Philadelphia, a city known for its historical significance and vibrant community, faces a silent but deadly threat every summer: heatwaves. According to the U.S. Environmental Protection Agency (EPA), heat is the most deadly natural disaster in the United States, and its impact on urban areas like Philadelphia is profound and unsettling​ (US EPA)​.

The Numbers Tell the Story

Between 1979 and 2018, the United States witnessed over 11,000 heat-related deaths, a staggering number that underscores the lethal nature of extreme heat. In Philadelphia, the densely populated urban areas exacerbate the heat island effect, leading to higher temperatures than the surrounding rural areas. These elevated temperatures not only discomfort but pose significant health risks, particularly to the vulnerable segments of the population, including the elderly, those with pre-existing health conditions, and communities with limited access to cooling resources.

2006: A Wake-Up Call

The year 2006 marked a peak in heat-related deaths, associated with widespread heatwaves and one of the hottest years on record in the contiguous 48 states. Philadelphia was not spared, with emergency services stretched to their limits, responding to heatstroke cases and other heat-induced illnesses. The visual narrative of Philadelphia landmarks like the Liberty Bell and the skyline under a blazing sun starkly illustrates the city's struggle against these increasingly frequent and severe heatwaves.

Addressing the Heat

Philadelphia's response to the threat of heatwaves is multifaceted, focusing on immediate relief and long-term strategies. Cooling centers offer a sanctuary for those without air conditioning, while public awareness campaigns emphasize the importance of hydration and recognizing the signs of heat-related illnesses. On a broader scale, the city is investing in green infrastructure to combat the urban heat island effect, planting trees, and creating green spaces to provide shade and reduce temperatures in urban areas.
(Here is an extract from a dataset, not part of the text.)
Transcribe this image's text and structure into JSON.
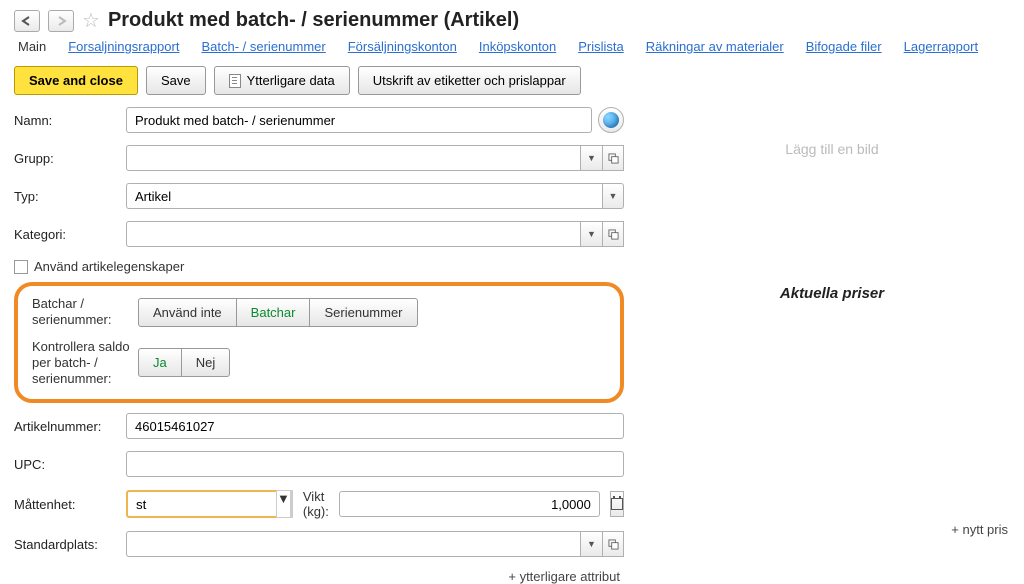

A Call to Action

The EPA's findings on heat-related deaths serve as a critical reminder of the urgency to address the impacts of extreme heat. As climate change forecasts predict more frequent and severe heatwaves, cities like Philadelphia must continue to strengthen their resilience and adapt to these changes. Community awareness, infrastructure improvements, and policy initiatives are vital in safeguarding the health and well-being of Philadelphians against the invisible killer that is heat.

In Conclusion
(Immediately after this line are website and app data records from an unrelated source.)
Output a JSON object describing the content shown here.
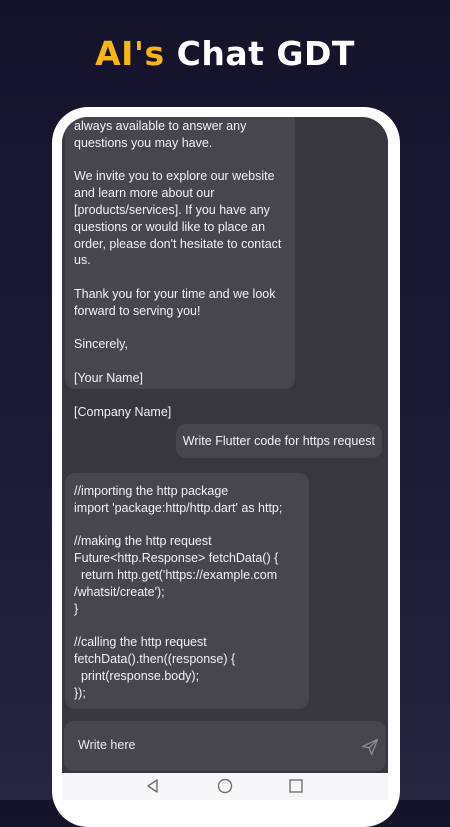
{
  "headline": {
    "accent": "AI's",
    "rest": "Chat GDT"
  },
  "conversation": {
    "bot_message_1": [
      "always available to answer any questions you may have.",
      "We invite you to explore our website and learn more about our [products/services]. If you have any questions or would like to place an order, please don't hesitate to contact us.",
      "Thank you for your time and we look forward to serving you!",
      "Sincerely,",
      "[Your Name]",
      "[Company Name]"
    ],
    "user_message_1": "Write Flutter code for https request",
    "bot_message_2": [
      "//importing the http package\nimport 'package:http/http.dart' as http;",
      "//making the http request\nFuture<http.Response> fetchData() {\n  return http.get('https://example.com\n/whatsit/create');\n}",
      "//calling the http request\nfetchData().then((response) {\n  print(response.body);\n});"
    ]
  },
  "input": {
    "placeholder": "Write here"
  },
  "icons": {
    "send": "send-icon",
    "back": "back-triangle-icon",
    "home": "home-circle-icon",
    "recents": "recents-square-icon"
  },
  "colors": {
    "accent": "#f6b716",
    "background": "#1c1b35",
    "screen": "#38373f",
    "bubble": "#47464f"
  }
}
Heatwaves in Philadelphia represent a significant public health challenge, exacerbated by the urban heat island effect and climate change. The city's proactive measures and community resilience are crucial in combating the deadly impact of extreme heat. As we face hotter summers, the collective efforts of individuals, communities, and policymakers will be paramount in protecting the most vulnerable and ensuring Philadelphia remains a safe and livable city for all.